But there also may be a strong role for partisanship here. Democrats and Republicans report earning higher incomes at comparable rates. But Republicans overall are almost three times more likely to say they are better off financially (45%) than are Democrats (16%).
There are partisan gaps in every income bracket, including higher ones. Republicans who earn over $100,000 are twice as likely to say they are better off than Democrats who earn that much are. And Republicans who earn under $50,000 per year are more than twice as likely as Democrats to say they are better off financially.
Cost of living could also play a role. Those Democrats earning under $50,000 tend to live in cities, whereas Republicans earning at that level are more likely than Democrats to live in suburbs or rural areas; Democrats are twice as likely to report living in cities.
Still, when Americans are asked to describe their own level of financial comfort, we see large partisan gaps at each level. Among those who say they live comfortably; among those who say they just have enough to meet expenses; and among those who don't — in each of these groups, Republicans are more likely than Democrats to say they are nonetheless better off today than before.
Americans are split almost evenly between those who express mostly concern and those who express at least some confidence in their ability to pay bills. Most (57%) are confident about paying for their food and housing, though 43% are concerned month to month.
Similarly, half express confidence in their ability to pay debts, and half don't. More than half (54%) express at least some concern about medical bills or health care.
These feelings are, as one might expect, closely related to income. But they are also related to circumstances: those taking care of an elderly parent or an ill family member tend to be more concerned about their monthly bills than those who are not doing so.
More than one-third (36%) have passed up getting medical attention or filling a prescription in the last year because of the costs.
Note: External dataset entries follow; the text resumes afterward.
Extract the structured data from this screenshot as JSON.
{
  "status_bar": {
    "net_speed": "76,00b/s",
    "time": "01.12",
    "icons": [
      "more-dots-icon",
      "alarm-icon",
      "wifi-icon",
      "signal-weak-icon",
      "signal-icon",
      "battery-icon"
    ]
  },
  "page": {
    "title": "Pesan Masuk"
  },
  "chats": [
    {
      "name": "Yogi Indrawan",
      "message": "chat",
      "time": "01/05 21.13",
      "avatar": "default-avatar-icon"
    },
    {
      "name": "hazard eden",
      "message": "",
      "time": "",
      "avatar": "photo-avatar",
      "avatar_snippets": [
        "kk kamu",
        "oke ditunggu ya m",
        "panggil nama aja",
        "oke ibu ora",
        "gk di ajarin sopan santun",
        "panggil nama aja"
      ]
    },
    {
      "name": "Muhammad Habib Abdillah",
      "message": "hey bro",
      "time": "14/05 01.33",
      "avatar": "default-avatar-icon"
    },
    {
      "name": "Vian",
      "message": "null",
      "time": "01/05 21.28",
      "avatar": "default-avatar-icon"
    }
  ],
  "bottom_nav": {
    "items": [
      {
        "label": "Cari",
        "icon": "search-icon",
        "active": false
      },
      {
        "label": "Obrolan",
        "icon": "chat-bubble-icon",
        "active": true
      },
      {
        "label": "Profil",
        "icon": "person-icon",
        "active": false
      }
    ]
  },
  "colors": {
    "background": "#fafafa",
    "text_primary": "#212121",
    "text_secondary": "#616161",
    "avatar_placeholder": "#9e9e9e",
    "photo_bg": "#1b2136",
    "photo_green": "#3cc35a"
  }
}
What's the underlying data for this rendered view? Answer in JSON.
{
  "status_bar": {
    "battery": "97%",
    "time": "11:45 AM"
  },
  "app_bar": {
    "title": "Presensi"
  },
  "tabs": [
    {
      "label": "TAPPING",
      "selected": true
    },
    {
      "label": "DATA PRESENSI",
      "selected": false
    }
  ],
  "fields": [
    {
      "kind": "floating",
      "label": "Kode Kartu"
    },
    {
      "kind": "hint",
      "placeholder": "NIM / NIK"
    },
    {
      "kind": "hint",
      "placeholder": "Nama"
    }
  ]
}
That figure rises to four in 10 among those in the lower income bracket.
Americans' finances and the 2020 vote
Political observers have long discussed the connection — or sometimes, the lack thereof — between how people are doing financially and how they'll vote. It appears there is a partisan component to both evaluations.
Most Republicans say they're better off personally today than two years ago, but most of those who are not better off say they are still definitely or probably voting for Mr. Trump. Republicans who say that today they are concerned about paying their monthly food and housing bills are also mostly voting for Mr. Trump.
By contrast, Democrats who say they are better off than two years ago overwhelmingly say they would not vote for Mr. Trump.
While views on the economy are generally related to how people vote, views on the state of the country are even more closely related. Today, two-thirds of people who think the economy is good say they'd definitely or probably vote for Mr. Trump next year, and people who are overwhelmingly optimistic about the economy (7 in 10) say they are definitely voting for Mr. Trump. Pessimistic people are overwhelmingly not.
But nine in 10 of those who think things are going very well in the country more generally will definitely vote for him; nine in 10 who think things are very bad, won't.
Almost one-third of people who think the economy is good nonetheless also think things are going badly in the country. Two-thirds of them say they definitely won't vote for him. Many of these individuals are Democrats who would likely not have voted for the president anyway, but the same pattern holds for the independents among them. This has echoes of the 2018 midterms when similar groups of "economy is good but state of the country is bad" voters did not back the president's party.
The CBS News survey is conducted by YouGov using a nationally representative sample of 2,727 U.S. residents interviewed between August 20 and 22, 2019. This sample was weighted according to gender, age, race, and education based on the American Community Survey, conducted by the U.S. Bureau of the Census, as well as 2016 presidential vote and registration status. The margin of error is 2%.